The bears in this game can find plenty of reason to get out of this market, stay away in May and probably a few months after that. After a strong first quarter Wall Street is beginning to jitter. Major Indexes have closed near their lows in recent down days, while gaining sessions have closed well below their highs. There is no conviction behind the rallies and that is causing the indexes to sag under their own weight. Also, the eurozone's debt crisis is back on Wall Street's front burner again.
Sure, some analysts claim that things over there will basically stay the same, not too good and not too bad, but good enough not to derail global economies. But staying the same is not an option. Sooner rather than later they will have to get off the austerity treadmill and focus on economic growth again. As the man said, countries like individuals can grow themselves out of a debt-trap, but never shrink themselves out of one. Also, chart watchers are pointing at the S&P 500 (SPY), claiming that this index is about to stage a repeat 2011 performance when the market peaked in April only to tank right into December. Apparently, this is why smart money has been selling U.S. equities ever since the highs reached earlier this month. So check out the S&P 500 chart and note that this index is indeed at an inflection point when the market could turn either way.

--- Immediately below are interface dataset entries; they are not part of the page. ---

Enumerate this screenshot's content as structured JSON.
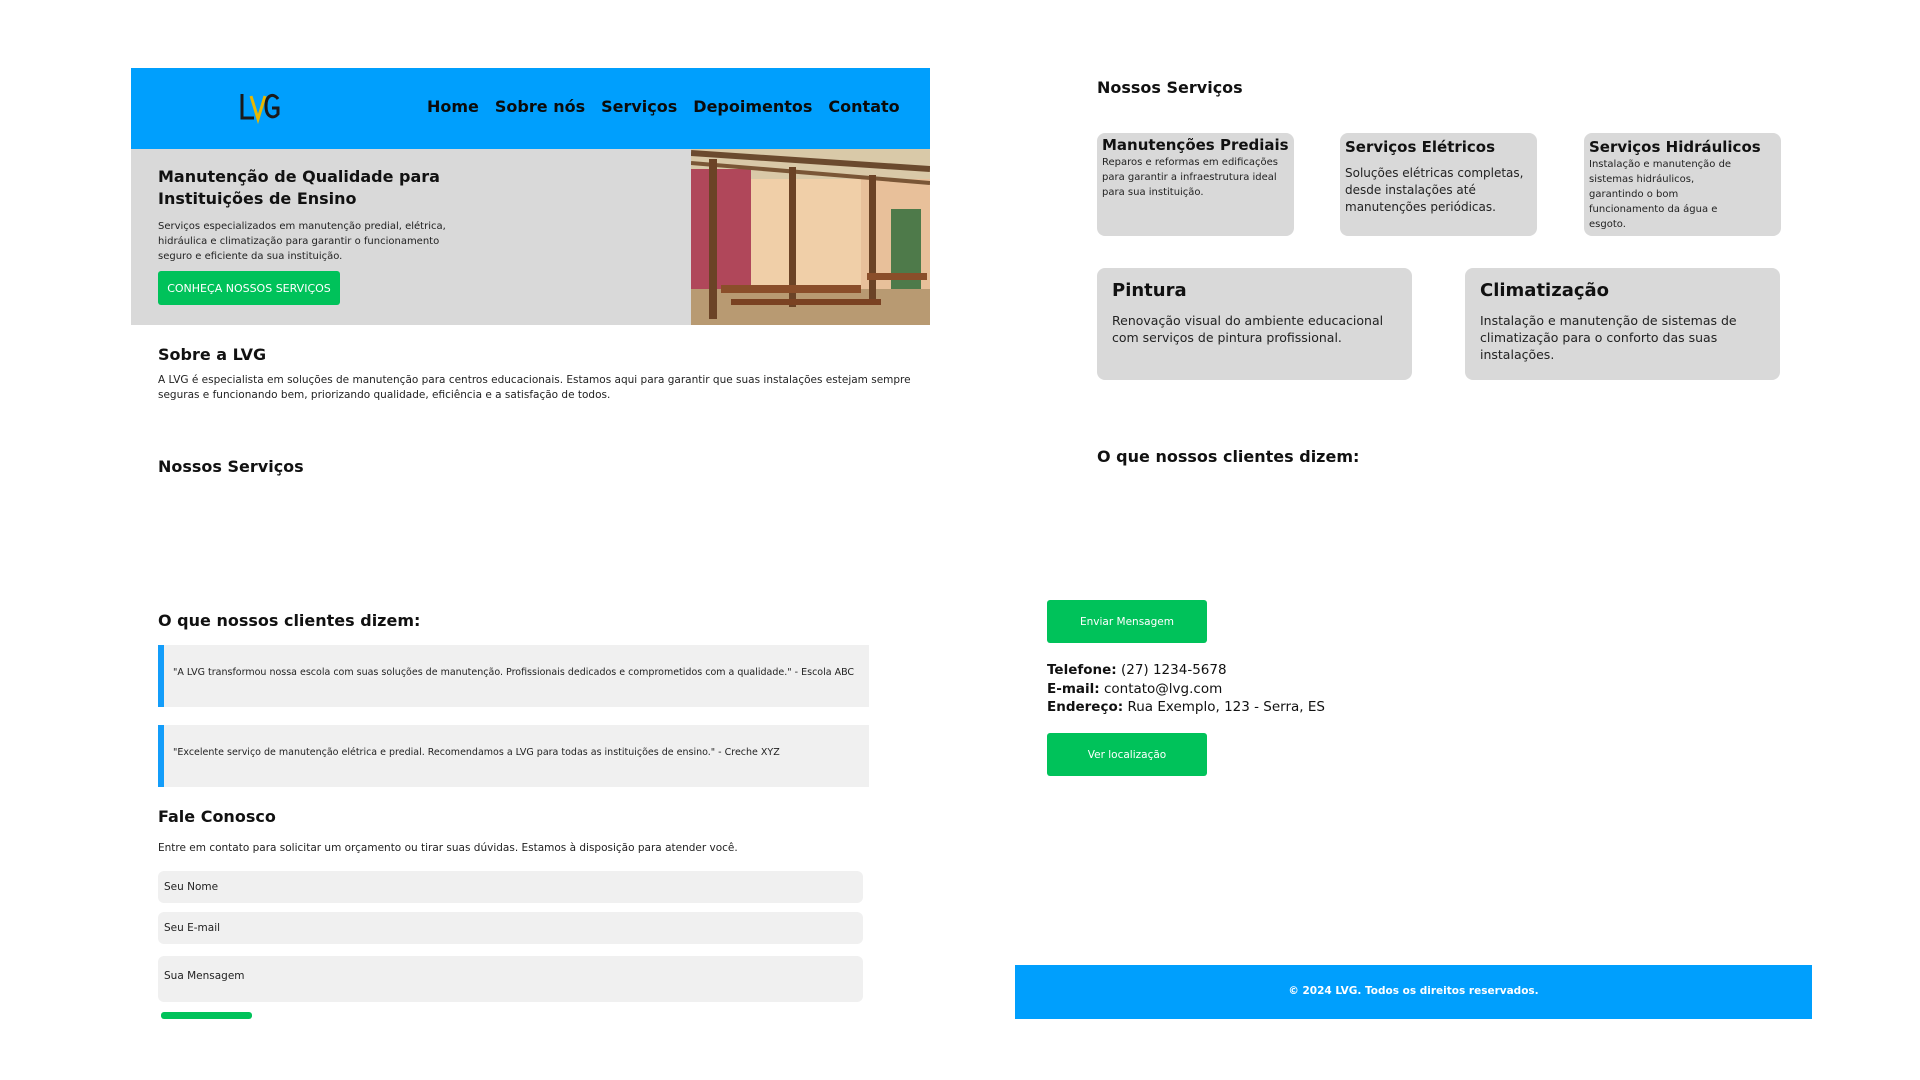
{
  "header": {
    "nav": [
      "Home",
      "Sobre nós",
      "Serviços",
      "Depoimentos",
      "Contato"
    ]
  },
  "hero": {
    "title": "Manutenção de Qualidade para Instituições de Ensino",
    "text": "Serviços especializados em manutenção predial, elétrica, hidráulica e climatização para garantir o funcionamento seguro e eficiente da sua instituição.",
    "button": "CONHEÇA NOSSOS SERVIÇOS"
  },
  "about": {
    "title": "Sobre a LVG",
    "text": "A LVG é especialista em soluções de manutenção para centros educacionais. Estamos aqui para garantir que suas instalações estejam sempre seguras e funcionando bem, priorizando qualidade, eficiência e a satisfação de todos."
  },
  "services_title": "Nossos Serviços",
  "testimonials": {
    "title": "O que nossos clientes dizem:",
    "items": [
      "\"A LVG transformou nossa escola com suas soluções de manutenção. Profissionais dedicados e comprometidos com a qualidade.\" - Escola ABC",
      "\"Excelente serviço de manutenção elétrica e predial. Recomendamos a LVG para todas as instituições de ensino.\" - Creche XYZ"
    ]
  },
  "contact": {
    "title": "Fale Conosco",
    "intro": "Entre em contato para solicitar um orçamento ou tirar suas dúvidas. Estamos à disposição para atender você.",
    "name_placeholder": "Seu Nome",
    "email_placeholder": "Seu E-mail",
    "message_placeholder": "Sua Mensagem"
  },
  "right": {
    "services_title": "Nossos Serviços",
    "cards": [
      {
        "title": "Manutenções Prediais",
        "text": "Reparos e reformas em edificações para garantir a infraestrutura ideal para sua instituição."
      },
      {
        "title": "Serviços Elétricos",
        "text": "Soluções elétricas completas, desde instalações até manutenções periódicas."
      },
      {
        "title": "Serviços Hidráulicos",
        "text": "Instalação e manutenção de sistemas hidráulicos, garantindo o bom funcionamento da água e esgoto."
      },
      {
        "title": "Pintura",
        "text": "Renovação visual do ambiente educacional com serviços de pintura profissional."
      },
      {
        "title": "Climatização",
        "text": "Instalação e manutenção de sistemas de climatização para o conforto das suas instalações."
      }
    ],
    "testimonials_title": "O que nossos clientes dizem:",
    "send_button": "Enviar Mensagem",
    "phone_label": "Telefone:",
    "phone": "(27) 1234-5678",
    "email_label": "E-mail:",
    "email": "contato@lvg.com",
    "address_label": "Endereço:",
    "address": "Rua Exemplo, 123 - Serra, ES",
    "location_button": "Ver localização",
    "footer": "© 2024 LVG. Todos os direitos reservados."
  },
  "colors": {
    "header_blue": "#009ffd",
    "button_green": "#00c25a",
    "card_gray": "#d9d9d9",
    "testimonial_bg": "#f0f0f0",
    "testimonial_border": "#139dfa"
  }
}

While this index is moving sideways in a consolidation mode, it could form either a top or a take-off plateau. For as long as the red and green MA lines keep forming a bullish configuration, the plateau has the advantage. That the MACD Relative Momentum index along with the RSI Relative Strength indicator are both positioned close to their respective neutral lines, shows that the market is still undecided as to rally from here, or to decline. That the yellow AD line is sagging away out of sync, shows that investors' sentiment out there is the pits. So all in all, the bears are making a pretty cogent argument that the market is about to repeat last year's correction.

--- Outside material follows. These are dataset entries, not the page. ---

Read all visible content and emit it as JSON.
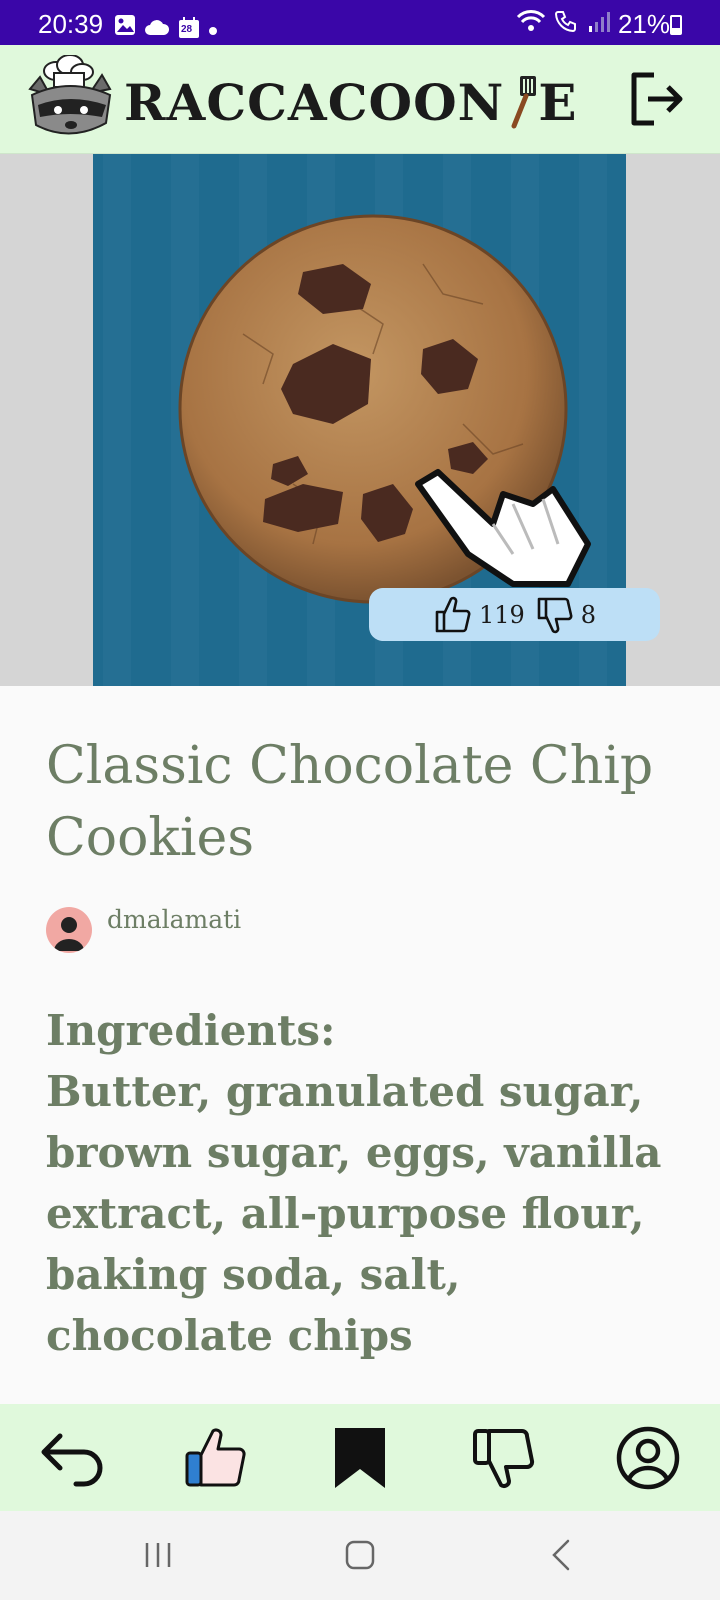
{
  "status_bar": {
    "time": "20:39",
    "calendar_day": "28",
    "battery_percent": "21%",
    "icons": [
      "image-icon",
      "cloud-icon",
      "calendar-icon",
      "dot-icon",
      "wifi-icon",
      "wifi-calling-icon",
      "signal-icon",
      "battery-icon"
    ]
  },
  "header": {
    "app_name_part1": "RACCACOON",
    "app_name_part2": "E",
    "logo": "raccoon-chef-logo",
    "logout_icon": "logout-icon"
  },
  "recipe": {
    "image": "cookie-image",
    "likes": "119",
    "dislikes": "8",
    "title": "Classic Chocolate Chip Cookies",
    "author": "dmalamati",
    "ingredients_label": "Ingredients:",
    "ingredients": "Butter, granulated sugar, brown sugar, eggs, vanilla extract, all-purpose flour, baking soda, salt, chocolate chips"
  },
  "bottom_nav": [
    "back-icon",
    "like-icon",
    "bookmark-icon",
    "dislike-icon",
    "profile-icon"
  ],
  "system_nav": [
    "recent-apps-icon",
    "home-icon",
    "back-icon"
  ],
  "colors": {
    "status_bar": "#3a06a8",
    "header_bg": "#e0f9dc",
    "text_green": "#6d7e65",
    "vote_pill": "#bddff6",
    "avatar_bg": "#f1a8a3",
    "image_bg": "#1f6b8f"
  }
}
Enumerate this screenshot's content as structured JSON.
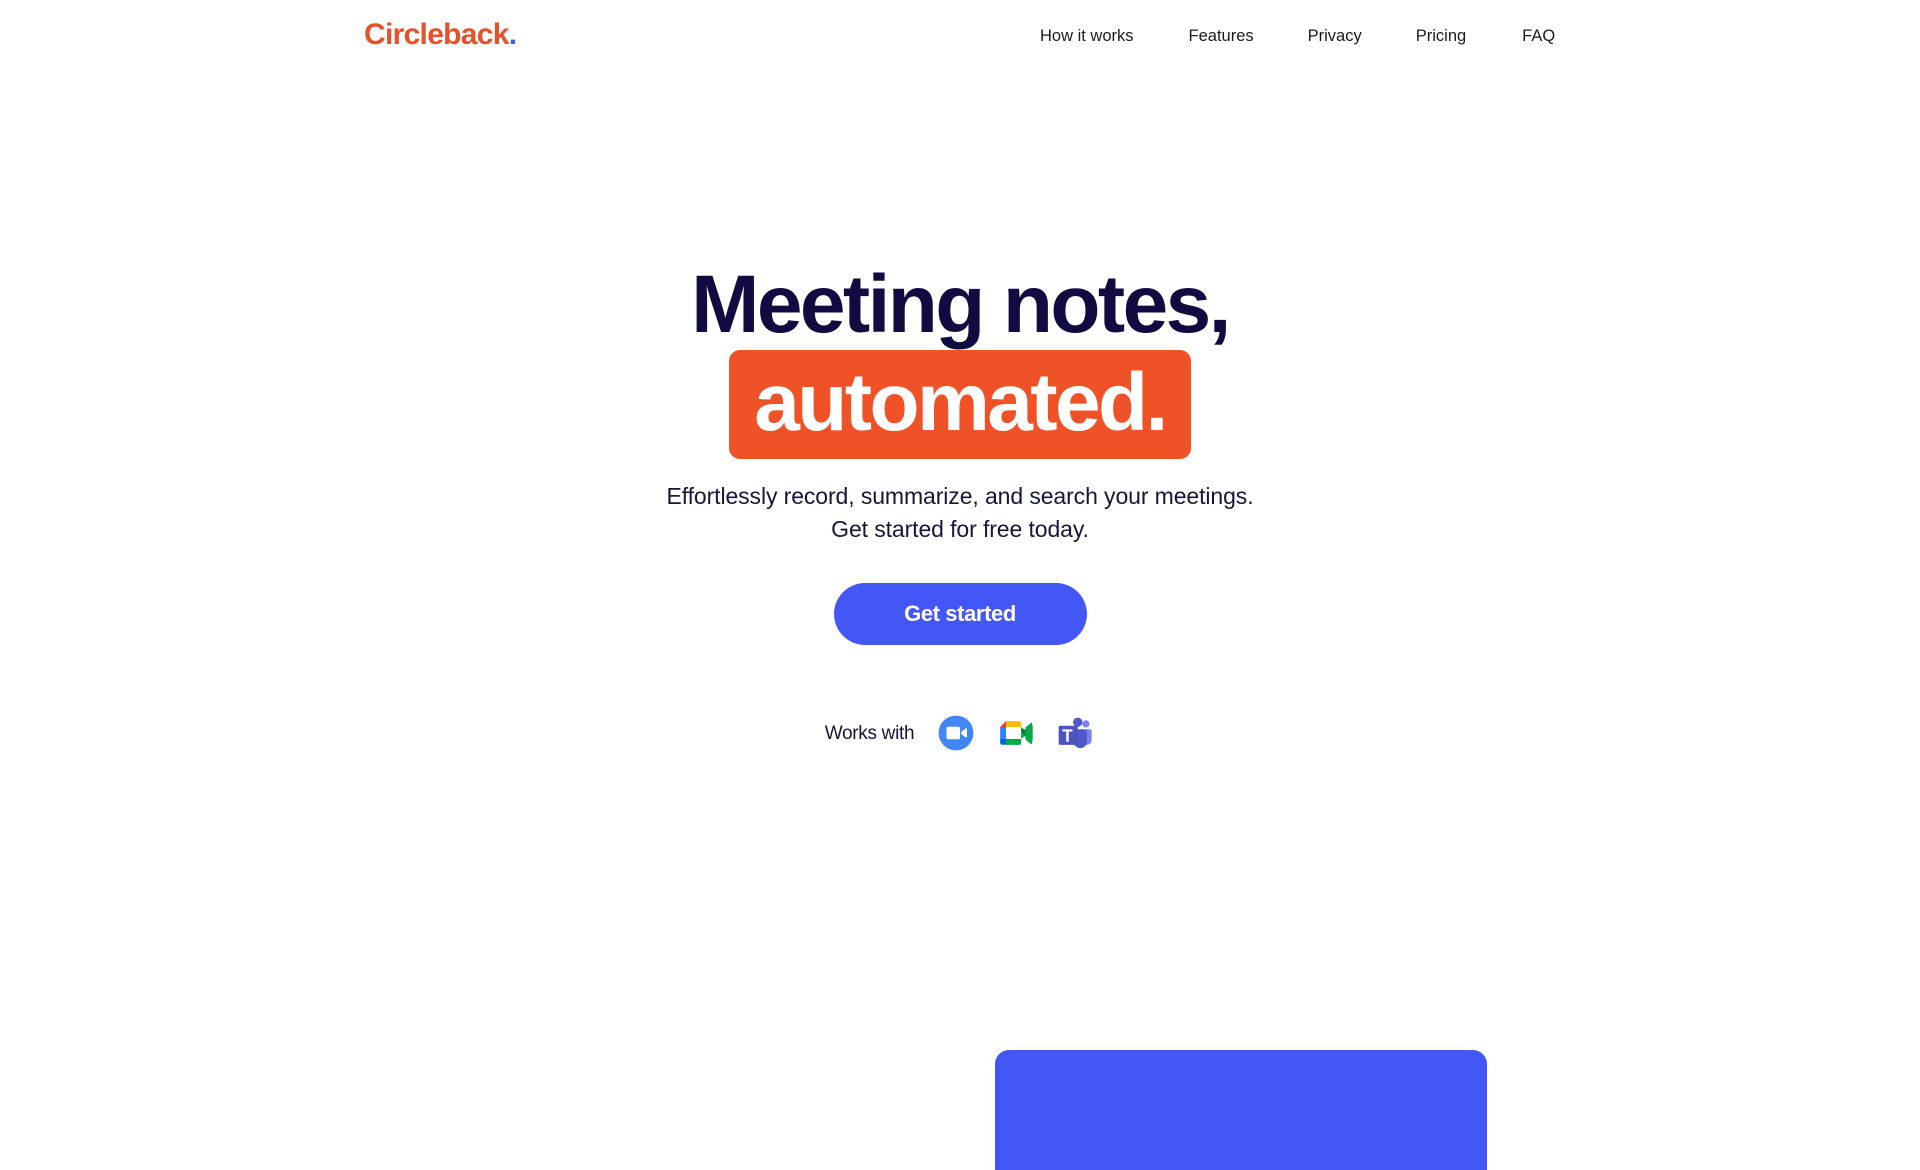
{
  "header": {
    "brand": {
      "name": "Circleback",
      "dot": ".",
      "color": "#E8502A",
      "dot_color": "#3D5AF1"
    },
    "nav": [
      {
        "label": "How it works"
      },
      {
        "label": "Features"
      },
      {
        "label": "Privacy"
      },
      {
        "label": "Pricing"
      },
      {
        "label": "FAQ"
      }
    ]
  },
  "hero": {
    "headline_line1": "Meeting notes,",
    "headline_line2": "automated.",
    "headline_color": "#110B41",
    "highlight_bg": "#F05228",
    "highlight_text_color": "#FFFFFF",
    "subtitle_line1": "Effortlessly record, summarize, and search your meetings.",
    "subtitle_line2": "Get started for free today.",
    "cta_label": "Get started",
    "cta_color": "#4356F6"
  },
  "works_with": {
    "label": "Works with",
    "apps": [
      {
        "name": "Zoom",
        "icon": "zoom-icon"
      },
      {
        "name": "Google Meet",
        "icon": "google-meet-icon"
      },
      {
        "name": "Microsoft Teams",
        "icon": "microsoft-teams-icon"
      }
    ]
  },
  "bottom_panel": {
    "color": "#4356F6"
  }
}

But market as well as economy wise things are not the same as they were a year ago. The market has been pretty good for the fourth quarter last year, and the first quarter this year. The life-blood of the market are the financial sectors, and they have had 10 quarters in a row now when earnings for this industry have been up year over year. As for the North American economy as a whole, by the middle of 2011 the general consensus was that the U.S. was slipping into a double-dip recession. Yet, each quarter since then turned out to be better than the previous one, while weakness in the labor market is being offset by record profits in a wide range of industries. So could it be that business has found a way to be more productive with less employees? Therefore as the fundamentals have it, yes, stay in May and take advantage of any downdrafts the market may have in store for the months ahead. As for the S&P 500 index, the Bull-Trend BGU and the Bear-Trend BGZ Troika, for as long as the Bull and the S&P show the same positive MA line configurations while the Bear is unable to rally to the top of the chart, any sell-off in the market is bound to be shallow and temporary.